Even though we were ‘allowed’ closer, my father and I decided to sit on a set of steps in the distance to observe the rituals for this sacred place. It surprised us both to see how this most holy place in the world wasn’t quite as we had expected it to be. With thousands of people traveling across country to ensure that their dear friends or family members get the best possible crossing onto the other side by having such services by the holy River Ganges, you would have thought that this would be a clean, bright, well-structured place. But instead all we saw was dirt. It appeared that logs were placed directly on top of previous separate ceremonies and there was cattle and dogs which would jump in and around the areas where the bodies were being cleansed in the river but also being burnt. The aches of wood and body would be blown into the river, which meant that a thick layer of ash cover the surface. Leftover and un-burnt parts of body were also thrown into the river, which made me feel sick inside to see two dogs fighting over something they found in the waters. I was also given the information that ‘pure bodies’ weren’t ever burnt and were instead wrapped in their cloth and attached to a heavy rock type item. They would then be taken out in a boat and dropped in the middle of the waters until they hit the seabed, to which they would stay. A pure body is one of a child, a women who is pregnant or those of a nun or priest. Just looking upon all the children who were happy to jump into the river with their friends made me queasy to just wonder how many bodies were just beneath them.
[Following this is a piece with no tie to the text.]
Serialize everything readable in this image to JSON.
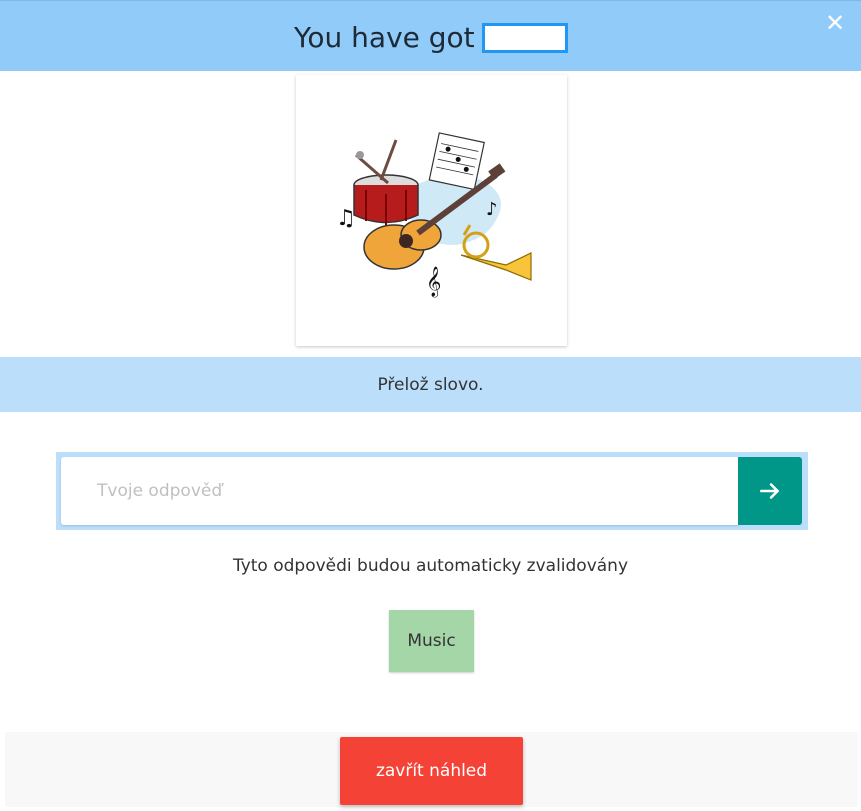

The amount of dirt which filled this righteous city of Varanasi surprised me less when it came to my attention that on average 180 bodies are cremated per day. And the majority of these aren’t from the locals. With these vast amounts and their families and friends travelling such distances, you can imagine how much littering and lack of respect for the city they would also end up bringing with them. What shocked me even more was to find out that the building directly behind where all this was taking place, was actually a building full of people who were old or sick and just ‘waiting to die’. It was a dreary old black building with plenty of open windows. I could only imagine what a depressing place that would be to stay in. You would just be overlooking your future on a daily basis, waking up to the smell of your future and hearing the sounds of it too.